By Lucy P. Marcus
The views expressed are her own.
In the past couple of weeks we’ve seen board-related stories from Japan with Olympus, India with Tata, Italy with Finmeccanica, South Korea with the Korea Exchange Bank (KEB), and more. Each story brings up a different issue around corporate governance, but taken together they raise a fresh question: Is a new global approach to board ethics emerging?
Corporate governance rules and requirements are distinct in different countries, and are often bound up in local attitudes and cultures. Yet there now seems to be emerging an overarching and universal ethic and attitude towards boards, board service, and the responsibilities boards and their members individually and collectively need to fulfill.

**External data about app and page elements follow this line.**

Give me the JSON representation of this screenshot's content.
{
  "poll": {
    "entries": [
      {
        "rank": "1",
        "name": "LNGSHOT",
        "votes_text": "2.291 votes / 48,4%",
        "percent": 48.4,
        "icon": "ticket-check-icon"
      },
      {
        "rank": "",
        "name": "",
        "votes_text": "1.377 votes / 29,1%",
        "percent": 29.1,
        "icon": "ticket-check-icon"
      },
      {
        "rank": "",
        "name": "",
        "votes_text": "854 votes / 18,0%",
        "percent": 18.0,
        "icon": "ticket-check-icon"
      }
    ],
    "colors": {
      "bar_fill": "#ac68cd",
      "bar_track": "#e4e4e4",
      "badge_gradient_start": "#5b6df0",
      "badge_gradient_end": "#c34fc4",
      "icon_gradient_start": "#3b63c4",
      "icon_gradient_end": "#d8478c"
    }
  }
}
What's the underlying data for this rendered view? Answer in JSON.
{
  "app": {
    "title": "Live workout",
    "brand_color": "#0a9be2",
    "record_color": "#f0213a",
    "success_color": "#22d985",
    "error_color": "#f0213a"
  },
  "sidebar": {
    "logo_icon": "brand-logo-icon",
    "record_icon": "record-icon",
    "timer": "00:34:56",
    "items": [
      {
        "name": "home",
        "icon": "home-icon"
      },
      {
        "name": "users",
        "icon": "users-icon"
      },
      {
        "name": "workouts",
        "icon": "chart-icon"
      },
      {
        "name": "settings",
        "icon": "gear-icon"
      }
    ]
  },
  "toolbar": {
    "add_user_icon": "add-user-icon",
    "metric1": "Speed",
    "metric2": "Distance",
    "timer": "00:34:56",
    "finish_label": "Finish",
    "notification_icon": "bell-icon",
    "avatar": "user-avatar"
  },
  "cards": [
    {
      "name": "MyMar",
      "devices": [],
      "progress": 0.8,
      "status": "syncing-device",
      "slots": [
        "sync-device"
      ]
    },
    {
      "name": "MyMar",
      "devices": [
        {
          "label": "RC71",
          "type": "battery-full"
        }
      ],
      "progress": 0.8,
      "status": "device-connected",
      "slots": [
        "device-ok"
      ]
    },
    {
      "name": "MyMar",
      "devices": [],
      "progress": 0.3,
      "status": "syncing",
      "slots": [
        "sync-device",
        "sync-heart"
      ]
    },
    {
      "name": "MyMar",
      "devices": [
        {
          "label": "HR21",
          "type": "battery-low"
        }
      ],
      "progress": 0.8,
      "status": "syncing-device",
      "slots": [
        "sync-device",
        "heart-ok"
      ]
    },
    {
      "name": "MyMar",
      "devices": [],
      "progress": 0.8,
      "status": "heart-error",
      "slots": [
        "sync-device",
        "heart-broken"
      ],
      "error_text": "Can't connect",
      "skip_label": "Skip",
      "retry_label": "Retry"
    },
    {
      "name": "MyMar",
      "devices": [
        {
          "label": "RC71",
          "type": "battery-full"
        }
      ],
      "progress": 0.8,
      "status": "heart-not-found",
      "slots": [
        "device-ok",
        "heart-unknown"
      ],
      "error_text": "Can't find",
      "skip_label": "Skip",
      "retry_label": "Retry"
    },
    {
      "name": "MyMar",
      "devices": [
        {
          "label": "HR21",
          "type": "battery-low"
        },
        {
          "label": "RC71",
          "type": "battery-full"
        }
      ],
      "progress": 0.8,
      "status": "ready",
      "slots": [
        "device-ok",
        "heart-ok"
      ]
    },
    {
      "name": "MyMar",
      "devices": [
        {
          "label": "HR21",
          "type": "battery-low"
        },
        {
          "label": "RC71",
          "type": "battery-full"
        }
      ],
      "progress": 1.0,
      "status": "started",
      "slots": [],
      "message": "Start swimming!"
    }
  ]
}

Part of the streamlining stems from the fact that most companies of a certain size operate across several jurisdictions, and therefore companies that are subject to differing rules operate to the strictest or highest standard. Another factor is that with transparency comes a new ability to look into the operations and actions of boards, and with this shift, public sentiment and ethical judgments come into play. Yet another factor is that in an increasingly globalized workplace where cultures mix, long-established cultural norms are challenged and the (mal-) practices they have given rise to get publicly questioned, as in the case of a British CEO of a Japanese company.
Also, there are issues that capture attention in one country and then move their way around the world. For example, the issue of gender diversity in the boardroom has been discussed for a number of years internationally, but Norway’s introduction of regulations for quotas has had a galvanizing effect, and legislating for gender diversity beyond simple non-discrimination rules has become a substantive item of discussion in other parts of the world, as can be seen with proposed EU legislation, as well as individual European states including France, Germany, and even the UK.
“That is the way we do things here” doesn’t work in Japan anymore. “We can’t find good enough candidates to fill the slots” won’t fly in the face of calls for diversity. Filling posts with big names who are comforting on the face of things, and then are left to operate without proper oversight, doesn’t seem as convincing or reassuring in the face of Rajat Gupta or John Corzine.